Twitter Demographics

The data shown below were collected from the profiles of 282 tweeters who shared this research output. Click here to find out more about how the information was compiled.

Mendeley readers

The data shown below were compiled from readership statistics for 104 Mendeley readers of this research output. Click here to see the associated Mendeley record.

Geographical breakdown

Country Count As %
Portugal 1 <1%
Ireland 1 <1%
United Kingdom 1 <1%
Belgium 1 <1%
Spain 1 <1%
Unknown 99 95%

Demographic breakdown

Readers by professional status Count As %
Student > Master 21 20%
Student > Bachelor 21 20%
Student > Ph. D. Student 14 13%
Other 10 10%
Researcher 9 9%
Other 21 20%
Unknown 8 8%
Readers by discipline Count As %
Sports and Recreations 36 35%
Medicine and Dentistry 17 16%
Agricultural and Biological Sciences 14 13%
Nursing and Health Professions 9 9%
Biochemistry, Genetics and Molecular Biology 5 5%
Other 12 12%
Unknown 11 11%

Attention Score in Context

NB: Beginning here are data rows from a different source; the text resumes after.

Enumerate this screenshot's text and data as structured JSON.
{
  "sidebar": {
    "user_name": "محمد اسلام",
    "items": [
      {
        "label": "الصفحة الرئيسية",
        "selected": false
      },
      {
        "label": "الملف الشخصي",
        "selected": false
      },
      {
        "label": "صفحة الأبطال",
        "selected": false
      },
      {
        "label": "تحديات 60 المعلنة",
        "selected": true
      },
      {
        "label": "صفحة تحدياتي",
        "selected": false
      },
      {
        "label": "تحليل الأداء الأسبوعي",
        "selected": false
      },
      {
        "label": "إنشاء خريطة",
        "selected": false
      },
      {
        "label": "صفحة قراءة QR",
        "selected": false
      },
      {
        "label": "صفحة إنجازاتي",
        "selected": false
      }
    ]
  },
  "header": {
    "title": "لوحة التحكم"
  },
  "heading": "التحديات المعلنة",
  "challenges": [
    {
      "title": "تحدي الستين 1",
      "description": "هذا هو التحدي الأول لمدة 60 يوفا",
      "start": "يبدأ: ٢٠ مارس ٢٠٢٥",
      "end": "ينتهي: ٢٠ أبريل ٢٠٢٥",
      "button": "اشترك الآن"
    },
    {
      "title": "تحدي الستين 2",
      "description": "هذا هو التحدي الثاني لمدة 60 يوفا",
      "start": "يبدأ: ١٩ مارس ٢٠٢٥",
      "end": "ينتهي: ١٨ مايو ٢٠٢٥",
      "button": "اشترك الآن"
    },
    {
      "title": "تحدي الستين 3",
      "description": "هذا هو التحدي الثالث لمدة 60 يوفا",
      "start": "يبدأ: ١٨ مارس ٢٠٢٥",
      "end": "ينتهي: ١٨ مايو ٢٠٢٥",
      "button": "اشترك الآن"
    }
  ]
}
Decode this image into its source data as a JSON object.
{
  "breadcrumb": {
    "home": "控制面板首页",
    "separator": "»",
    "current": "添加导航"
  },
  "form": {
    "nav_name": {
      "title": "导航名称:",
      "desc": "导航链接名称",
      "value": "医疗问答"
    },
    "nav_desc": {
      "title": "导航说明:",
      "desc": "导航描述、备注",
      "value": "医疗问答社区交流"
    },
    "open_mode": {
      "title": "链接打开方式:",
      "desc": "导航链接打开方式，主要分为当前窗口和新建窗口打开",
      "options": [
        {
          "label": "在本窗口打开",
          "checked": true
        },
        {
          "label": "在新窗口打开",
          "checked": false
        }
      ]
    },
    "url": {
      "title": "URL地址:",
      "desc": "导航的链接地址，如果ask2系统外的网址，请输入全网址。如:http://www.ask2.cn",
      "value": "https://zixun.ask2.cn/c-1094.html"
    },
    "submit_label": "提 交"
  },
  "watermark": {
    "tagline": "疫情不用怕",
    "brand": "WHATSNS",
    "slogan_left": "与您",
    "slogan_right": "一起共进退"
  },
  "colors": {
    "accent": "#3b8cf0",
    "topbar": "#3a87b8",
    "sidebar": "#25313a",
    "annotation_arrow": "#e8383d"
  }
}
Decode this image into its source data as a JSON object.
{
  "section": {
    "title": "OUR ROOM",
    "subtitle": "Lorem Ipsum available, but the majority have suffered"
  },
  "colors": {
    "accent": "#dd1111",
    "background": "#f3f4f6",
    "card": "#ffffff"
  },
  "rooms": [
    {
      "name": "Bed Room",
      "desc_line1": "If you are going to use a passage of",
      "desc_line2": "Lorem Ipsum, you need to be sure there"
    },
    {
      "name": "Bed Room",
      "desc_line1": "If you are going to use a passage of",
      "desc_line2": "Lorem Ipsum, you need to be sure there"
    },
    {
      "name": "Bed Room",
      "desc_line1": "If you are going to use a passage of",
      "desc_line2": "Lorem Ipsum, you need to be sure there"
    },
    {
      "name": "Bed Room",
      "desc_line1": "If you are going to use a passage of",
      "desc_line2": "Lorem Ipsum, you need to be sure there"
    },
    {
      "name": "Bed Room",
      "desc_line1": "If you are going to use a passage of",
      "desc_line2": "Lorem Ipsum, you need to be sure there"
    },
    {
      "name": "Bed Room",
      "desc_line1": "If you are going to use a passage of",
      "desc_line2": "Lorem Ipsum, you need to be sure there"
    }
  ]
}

This research output has an Altmetric Attention Score of 245. This is our high-level measure of the quality and quantity of online attention that it has received. This Attention Score, as well as the ranking and number of research outputs shown below, was calculated when the research output was last mentioned on 27 September 2019.
All research outputs
#55,452
of 14,156,319 outputs
Outputs from Sports Medicine - Open
#2
of 203 outputs
Outputs of similar age
#2,189
of 266,033 outputs
Outputs of similar age from Sports Medicine - Open
#1
of 2 outputs
Altmetric has tracked 14,156,319 research outputs across all sources so far. Compared to these this one has done particularly well and is in the 99th percentile: it's in the top 5% of all research outputs ever tracked by Altmetric.
So far Altmetric has tracked 203 research outputs from this source. They typically receive a lot more attention than average, with a mean Attention Score of 19.7. This one has done particularly well, scoring higher than 99% of its peers.
Older research outputs will score higher simply because they've had more time to accumulate mentions. To account for age we can compare this Altmetric Attention Score to the 266,033 tracked outputs that were published within six weeks on either side of this one in any source. This one has done particularly well, scoring higher than 99% of its contemporaries.
We're also able to compare this research output to 2 others from the same source and published within six weeks on either side of this one. This one has scored higher than all of them